_Work task_
Every entry below must be repeated exactly; skip the pictures.

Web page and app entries
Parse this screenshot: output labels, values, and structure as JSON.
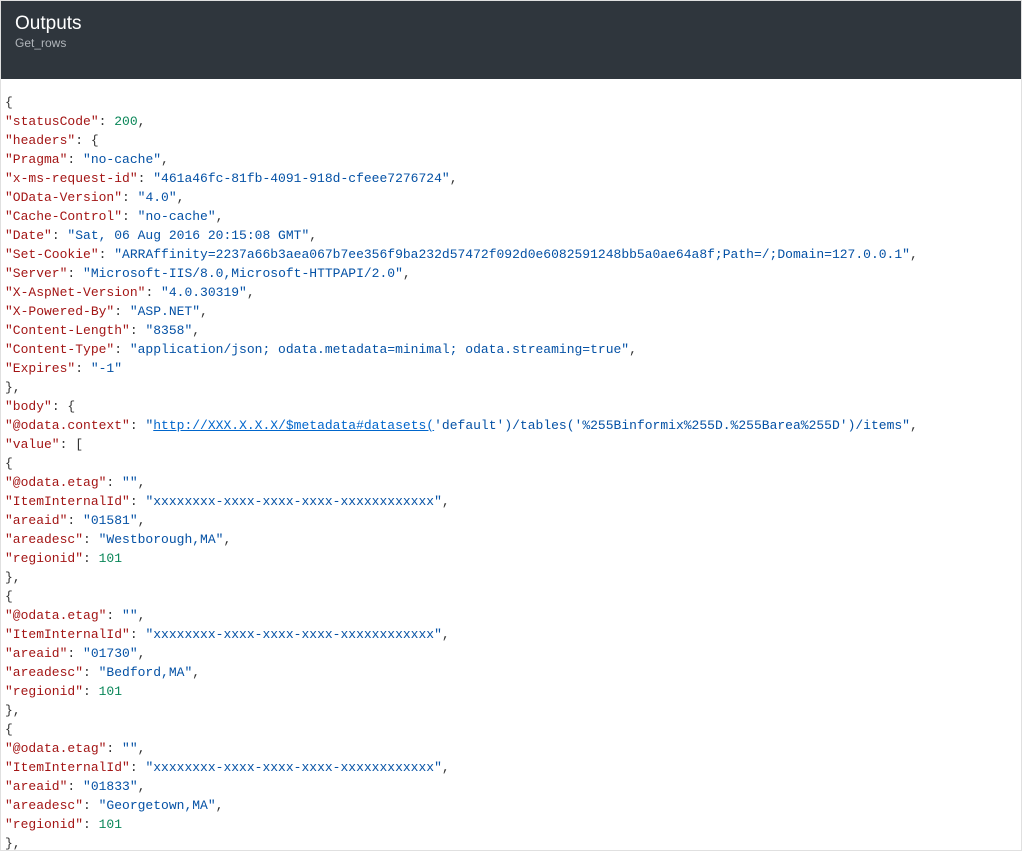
{
  "header": {
    "title": "Outputs",
    "subtitle": "Get_rows"
  },
  "json": {
    "statusCode": 200,
    "headers": {
      "Pragma": "no-cache",
      "x-ms-request-id": "461a46fc-81fb-4091-918d-cfeee7276724",
      "OData-Version": "4.0",
      "Cache-Control": "no-cache",
      "Date": "Sat, 06 Aug 2016 20:15:08 GMT",
      "Set-Cookie": "ARRAffinity=2237a66b3aea067b7ee356f9ba232d57472f092d0e6082591248bb5a0ae64a8f;Path=/;Domain=127.0.0.1",
      "Server": "Microsoft-IIS/8.0,Microsoft-HTTPAPI/2.0",
      "X-AspNet-Version": "4.0.30319",
      "X-Powered-By": "ASP.NET",
      "Content-Length": "8358",
      "Content-Type": "application/json; odata.metadata=minimal; odata.streaming=true",
      "Expires": "-1"
    },
    "body": {
      "@odata.context_prefix": "http://XXX.X.X.X/$metadata#datasets(",
      "@odata.context_suffix": "'default')/tables('%255Binformix%255D.%255Barea%255D')/items",
      "value": [
        {
          "@odata.etag": "",
          "ItemInternalId": "xxxxxxxx-xxxx-xxxx-xxxx-xxxxxxxxxxxx",
          "areaid": "01581",
          "areadesc": "Westborough,MA",
          "regionid": 101
        },
        {
          "@odata.etag": "",
          "ItemInternalId": "xxxxxxxx-xxxx-xxxx-xxxx-xxxxxxxxxxxx",
          "areaid": "01730",
          "areadesc": "Bedford,MA",
          "regionid": 101
        },
        {
          "@odata.etag": "",
          "ItemInternalId": "xxxxxxxx-xxxx-xxxx-xxxx-xxxxxxxxxxxx",
          "areaid": "01833",
          "areadesc": "Georgetown,MA",
          "regionid": 101
        }
      ]
    }
  },
  "indent": "    "
}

_Solution for this exercise_
Parse this screenshot: output labels, values, and structure as JSON.
{
  "header": {
    "title": "Outputs",
    "subtitle": "Get_rows"
  },
  "json": {
    "statusCode": 200,
    "headers": {
      "Pragma": "no-cache",
      "x-ms-request-id": "461a46fc-81fb-4091-918d-cfeee7276724",
      "OData-Version": "4.0",
      "Cache-Control": "no-cache",
      "Date": "Sat, 06 Aug 2016 20:15:08 GMT",
      "Set-Cookie": "ARRAffinity=2237a66b3aea067b7ee356f9ba232d57472f092d0e6082591248bb5a0ae64a8f;Path=/;Domain=127.0.0.1",
      "Server": "Microsoft-IIS/8.0,Microsoft-HTTPAPI/2.0",
      "X-AspNet-Version": "4.0.30319",
      "X-Powered-By": "ASP.NET",
      "Content-Length": "8358",
      "Content-Type": "application/json; odata.metadata=minimal; odata.streaming=true",
      "Expires": "-1"
    },
    "body": {
      "@odata.context_prefix": "http://XXX.X.X.X/$metadata#datasets(",
      "@odata.context_suffix": "'default')/tables('%255Binformix%255D.%255Barea%255D')/items",
      "value": [
        {
          "@odata.etag": "",
          "ItemInternalId": "xxxxxxxx-xxxx-xxxx-xxxx-xxxxxxxxxxxx",
          "areaid": "01581",
          "areadesc": "Westborough,MA",
          "regionid": 101
        },
        {
          "@odata.etag": "",
          "ItemInternalId": "xxxxxxxx-xxxx-xxxx-xxxx-xxxxxxxxxxxx",
          "areaid": "01730",
          "areadesc": "Bedford,MA",
          "regionid": 101
        },
        {
          "@odata.etag": "",
          "ItemInternalId": "xxxxxxxx-xxxx-xxxx-xxxx-xxxxxxxxxxxx",
          "areaid": "01833",
          "areadesc": "Georgetown,MA",
          "regionid": 101
        }
      ]
    }
  },
  "indent": "    "
}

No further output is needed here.